And there are other countless examples of this sort of marketing. Where something that is originally unique is used, shamelessly and out of context, to try to give something else some pizzazz. And in doing so, dilutes the meaning of what was unique first item.
It is a sad thing that marketing tries to leach off word-association value from genuinely unique ideas or images, and pass them onto garden variety products. I find it intensely frustrating how the word Jazz is slapped onto bars and restaurants to make it look cool – when in fact it has nothing to do with jazz at all. Jazz is reduced from being an alternative and potentially raucous art-form, to tame background music at a cocktail bar. It tries to borrow the edgy, mysterious, out-sider jazz ethic and pass that on; rather than generating some panache of its own.
Perhaps this sort of ‘word theft’ is partially what Bob Dylan was so angry about in his 1981 song, singing “You want to water-down love” – disappointed at seeing the radical term ‘love’ of his new Christian faith, being diminished and reduced by televangelists nationwide.
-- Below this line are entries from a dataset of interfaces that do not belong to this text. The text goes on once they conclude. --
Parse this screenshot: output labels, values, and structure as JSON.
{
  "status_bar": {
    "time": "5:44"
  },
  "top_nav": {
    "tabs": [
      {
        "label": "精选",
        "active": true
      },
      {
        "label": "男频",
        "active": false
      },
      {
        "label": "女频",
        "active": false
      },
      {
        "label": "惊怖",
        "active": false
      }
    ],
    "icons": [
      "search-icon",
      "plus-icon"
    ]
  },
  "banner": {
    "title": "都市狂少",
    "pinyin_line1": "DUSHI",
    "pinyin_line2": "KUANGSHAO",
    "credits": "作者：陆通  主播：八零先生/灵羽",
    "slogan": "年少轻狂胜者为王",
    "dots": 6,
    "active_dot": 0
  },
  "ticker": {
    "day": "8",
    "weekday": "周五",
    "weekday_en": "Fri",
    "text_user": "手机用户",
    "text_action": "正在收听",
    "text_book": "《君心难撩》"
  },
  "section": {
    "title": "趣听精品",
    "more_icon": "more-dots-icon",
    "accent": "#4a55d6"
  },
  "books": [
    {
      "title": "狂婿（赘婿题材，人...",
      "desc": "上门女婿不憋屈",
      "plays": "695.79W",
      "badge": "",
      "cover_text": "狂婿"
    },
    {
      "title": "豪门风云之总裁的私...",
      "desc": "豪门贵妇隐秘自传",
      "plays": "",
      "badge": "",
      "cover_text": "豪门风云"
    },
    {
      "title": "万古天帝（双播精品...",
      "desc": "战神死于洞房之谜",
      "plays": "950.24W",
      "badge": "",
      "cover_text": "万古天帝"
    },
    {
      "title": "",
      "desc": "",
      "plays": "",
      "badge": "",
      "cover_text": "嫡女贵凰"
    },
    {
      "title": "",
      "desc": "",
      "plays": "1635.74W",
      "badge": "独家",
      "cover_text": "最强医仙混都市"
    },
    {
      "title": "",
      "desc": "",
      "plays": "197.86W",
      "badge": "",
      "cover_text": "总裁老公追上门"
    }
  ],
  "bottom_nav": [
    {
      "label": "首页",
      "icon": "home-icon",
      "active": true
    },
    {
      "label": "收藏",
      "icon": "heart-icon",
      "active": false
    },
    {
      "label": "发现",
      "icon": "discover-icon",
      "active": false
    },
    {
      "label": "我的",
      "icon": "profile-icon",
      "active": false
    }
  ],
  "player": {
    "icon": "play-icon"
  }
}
Or maybe we should be thankful that we have Audrey Hepburn next to the Eiffel Tower, and not had to endure Paris Hilton flaunting her name, and herself…